The toxicology report showed no sign of drugs or alcohol in his system.
The autopsy report also showed that officers there attempted medical intervention.
The medical examiner didn’t determine if Walker fired a shot. They said gunshot residue testing is unreliable, so they didn’t conduct the residue tests to see if he fired the gun in his car.
In a statement, Walker’s family called findings in the report “horrific” and “absolutely inhumane.”
Akron officers in investigation reinstated
The eight officers under investigation for Walker’s death were reinstated and returned to work in October. The officers were placed on desk duty.
The move sparked criticism from activists and family attorneys.
“This sends a message loud and clear to the community that this administration does not care what the community feels or thinks,” said Ray Greene, with The Freedom BLOC.
Chief Mylett defended the decision, saying it was made amid a staffing “crisis” in the police department.
“I pray for the family, I pray for our officers. While I’m very compassionate for that and how it will be received, I have a greater responsibility to the entire Akron community and the public at large,” Chief Mylett said.
Preparing for the jury decision
Ahead of the grand jury’s decision, signs of elevated security could already be seen in the city. Summit County Courthouse is surrounded with steel barricades and city hall’s street-level windows are boarded up.
Akron schools and the University of Akron made preparations in case of possible unrest.
Some city buildings are also restricted.
There is a planned demonstration zone on High Street from East Bowery Street to University Avenue.
The Akron mayor released the following statement earlier Monday:
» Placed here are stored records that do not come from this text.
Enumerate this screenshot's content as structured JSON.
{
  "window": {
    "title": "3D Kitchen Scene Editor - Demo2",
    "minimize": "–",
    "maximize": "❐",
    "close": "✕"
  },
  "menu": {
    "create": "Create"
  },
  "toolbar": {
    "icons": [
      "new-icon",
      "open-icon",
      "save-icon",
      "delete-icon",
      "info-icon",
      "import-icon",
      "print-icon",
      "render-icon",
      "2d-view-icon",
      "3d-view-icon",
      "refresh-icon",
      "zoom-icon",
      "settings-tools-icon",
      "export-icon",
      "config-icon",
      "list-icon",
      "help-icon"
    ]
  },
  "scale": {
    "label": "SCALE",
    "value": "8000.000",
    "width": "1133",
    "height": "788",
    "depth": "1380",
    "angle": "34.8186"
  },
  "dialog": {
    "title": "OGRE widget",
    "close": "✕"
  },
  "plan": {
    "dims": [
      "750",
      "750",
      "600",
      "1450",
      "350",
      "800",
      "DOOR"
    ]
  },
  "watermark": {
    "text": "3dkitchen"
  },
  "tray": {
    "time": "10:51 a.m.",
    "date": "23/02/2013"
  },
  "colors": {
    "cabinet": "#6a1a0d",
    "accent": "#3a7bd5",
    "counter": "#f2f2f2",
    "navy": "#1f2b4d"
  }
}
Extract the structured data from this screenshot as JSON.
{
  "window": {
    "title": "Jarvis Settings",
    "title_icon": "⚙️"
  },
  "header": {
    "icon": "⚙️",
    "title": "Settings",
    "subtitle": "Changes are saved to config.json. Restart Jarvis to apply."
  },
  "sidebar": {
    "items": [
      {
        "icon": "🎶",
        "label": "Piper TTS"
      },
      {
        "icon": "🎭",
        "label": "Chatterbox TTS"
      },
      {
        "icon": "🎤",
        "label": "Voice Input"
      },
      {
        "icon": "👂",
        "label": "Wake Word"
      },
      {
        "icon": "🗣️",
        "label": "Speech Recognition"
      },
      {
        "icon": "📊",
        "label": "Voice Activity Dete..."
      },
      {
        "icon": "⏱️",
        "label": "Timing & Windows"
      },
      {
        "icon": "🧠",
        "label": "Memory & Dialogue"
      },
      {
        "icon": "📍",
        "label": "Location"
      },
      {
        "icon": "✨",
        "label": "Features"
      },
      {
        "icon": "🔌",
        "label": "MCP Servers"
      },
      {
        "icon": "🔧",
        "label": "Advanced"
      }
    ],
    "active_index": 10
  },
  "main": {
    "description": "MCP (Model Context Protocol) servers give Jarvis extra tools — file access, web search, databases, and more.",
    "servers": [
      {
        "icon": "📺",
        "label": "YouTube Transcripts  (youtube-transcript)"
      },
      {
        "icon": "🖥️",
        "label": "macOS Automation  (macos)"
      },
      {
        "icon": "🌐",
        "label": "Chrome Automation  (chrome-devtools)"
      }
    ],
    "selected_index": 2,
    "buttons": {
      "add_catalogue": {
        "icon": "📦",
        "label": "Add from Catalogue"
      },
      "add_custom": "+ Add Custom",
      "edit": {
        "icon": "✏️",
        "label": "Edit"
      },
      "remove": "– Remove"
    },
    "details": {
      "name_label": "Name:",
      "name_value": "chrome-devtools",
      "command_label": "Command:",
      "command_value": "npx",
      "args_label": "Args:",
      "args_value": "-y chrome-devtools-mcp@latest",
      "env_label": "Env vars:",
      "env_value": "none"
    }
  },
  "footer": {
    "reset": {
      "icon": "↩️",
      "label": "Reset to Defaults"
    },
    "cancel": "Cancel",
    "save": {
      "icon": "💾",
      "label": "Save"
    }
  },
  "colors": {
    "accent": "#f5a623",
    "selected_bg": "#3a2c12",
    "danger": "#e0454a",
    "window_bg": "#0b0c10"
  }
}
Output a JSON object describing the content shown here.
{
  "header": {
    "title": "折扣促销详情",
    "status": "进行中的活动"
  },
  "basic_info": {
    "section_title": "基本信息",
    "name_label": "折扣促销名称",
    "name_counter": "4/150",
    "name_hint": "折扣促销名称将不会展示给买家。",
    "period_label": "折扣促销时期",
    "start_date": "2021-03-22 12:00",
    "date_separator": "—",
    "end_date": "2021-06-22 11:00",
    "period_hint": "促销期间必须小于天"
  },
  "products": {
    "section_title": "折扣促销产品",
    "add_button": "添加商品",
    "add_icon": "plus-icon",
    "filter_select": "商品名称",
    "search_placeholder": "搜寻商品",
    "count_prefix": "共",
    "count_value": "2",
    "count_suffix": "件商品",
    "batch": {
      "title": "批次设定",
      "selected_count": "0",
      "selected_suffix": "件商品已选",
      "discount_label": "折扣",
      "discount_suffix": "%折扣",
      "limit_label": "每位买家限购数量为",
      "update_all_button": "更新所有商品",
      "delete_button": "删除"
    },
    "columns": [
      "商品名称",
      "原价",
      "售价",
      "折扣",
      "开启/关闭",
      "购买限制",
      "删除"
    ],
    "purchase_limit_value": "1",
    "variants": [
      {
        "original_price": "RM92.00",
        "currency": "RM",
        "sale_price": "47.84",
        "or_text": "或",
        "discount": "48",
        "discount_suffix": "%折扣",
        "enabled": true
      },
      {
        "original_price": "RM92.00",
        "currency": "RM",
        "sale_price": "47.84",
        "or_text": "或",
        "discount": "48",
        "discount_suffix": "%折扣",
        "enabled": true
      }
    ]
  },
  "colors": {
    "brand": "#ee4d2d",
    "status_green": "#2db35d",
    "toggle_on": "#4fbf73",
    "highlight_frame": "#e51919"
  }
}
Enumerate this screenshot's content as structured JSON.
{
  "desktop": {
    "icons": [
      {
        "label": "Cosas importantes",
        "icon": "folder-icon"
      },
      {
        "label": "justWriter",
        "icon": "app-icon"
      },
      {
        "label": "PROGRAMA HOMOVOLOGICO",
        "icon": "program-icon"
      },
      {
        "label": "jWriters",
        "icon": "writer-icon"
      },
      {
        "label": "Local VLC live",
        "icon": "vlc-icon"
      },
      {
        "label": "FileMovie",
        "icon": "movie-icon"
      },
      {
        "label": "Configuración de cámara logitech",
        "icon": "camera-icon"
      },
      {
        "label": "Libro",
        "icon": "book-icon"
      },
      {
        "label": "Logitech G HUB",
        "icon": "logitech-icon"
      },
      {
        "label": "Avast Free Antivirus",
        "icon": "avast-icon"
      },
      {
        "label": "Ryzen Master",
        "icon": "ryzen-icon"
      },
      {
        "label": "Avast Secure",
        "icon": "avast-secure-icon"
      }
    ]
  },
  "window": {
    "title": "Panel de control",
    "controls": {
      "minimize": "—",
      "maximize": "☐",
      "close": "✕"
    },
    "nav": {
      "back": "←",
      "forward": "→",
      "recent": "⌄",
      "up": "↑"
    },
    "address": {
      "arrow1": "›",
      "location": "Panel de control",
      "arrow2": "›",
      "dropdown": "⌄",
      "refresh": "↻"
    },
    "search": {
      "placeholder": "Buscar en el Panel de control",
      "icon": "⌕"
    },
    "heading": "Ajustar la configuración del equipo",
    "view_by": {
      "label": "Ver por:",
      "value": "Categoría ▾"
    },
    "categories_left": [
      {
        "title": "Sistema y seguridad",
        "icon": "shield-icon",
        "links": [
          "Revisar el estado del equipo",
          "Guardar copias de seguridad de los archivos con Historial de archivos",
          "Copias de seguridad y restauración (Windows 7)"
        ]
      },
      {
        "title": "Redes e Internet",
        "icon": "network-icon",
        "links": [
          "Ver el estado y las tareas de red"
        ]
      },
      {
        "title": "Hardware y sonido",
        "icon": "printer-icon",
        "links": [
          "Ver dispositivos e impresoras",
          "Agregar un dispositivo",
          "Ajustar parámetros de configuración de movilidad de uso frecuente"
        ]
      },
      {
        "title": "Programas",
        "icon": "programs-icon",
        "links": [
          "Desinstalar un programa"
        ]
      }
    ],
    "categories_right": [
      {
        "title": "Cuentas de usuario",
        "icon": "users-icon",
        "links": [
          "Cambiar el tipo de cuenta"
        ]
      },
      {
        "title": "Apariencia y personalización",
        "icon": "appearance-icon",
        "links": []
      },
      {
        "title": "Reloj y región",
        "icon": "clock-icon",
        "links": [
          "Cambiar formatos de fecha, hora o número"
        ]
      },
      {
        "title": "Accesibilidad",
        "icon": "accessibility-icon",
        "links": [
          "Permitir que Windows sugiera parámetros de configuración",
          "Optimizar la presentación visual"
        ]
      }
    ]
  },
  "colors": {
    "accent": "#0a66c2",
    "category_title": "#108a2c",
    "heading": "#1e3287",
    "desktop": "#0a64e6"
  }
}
“As we prepare for whatever is to come from the grand jury as they make decisions in the officer-involved shooting of Jayland Walker, we remain committed to listening to our residents and making space for their voices and concerns, while also prioritizing everyone’s safety. At the beginning of this process, I asked our community to have patience with the investigation and we are now getting very close to some answers. I have an overwhelming amount of faith in the Akron community and I know we will lean into our partnerships and relationships through the uncertainty of the days ahead.”
Keep up with city updates here.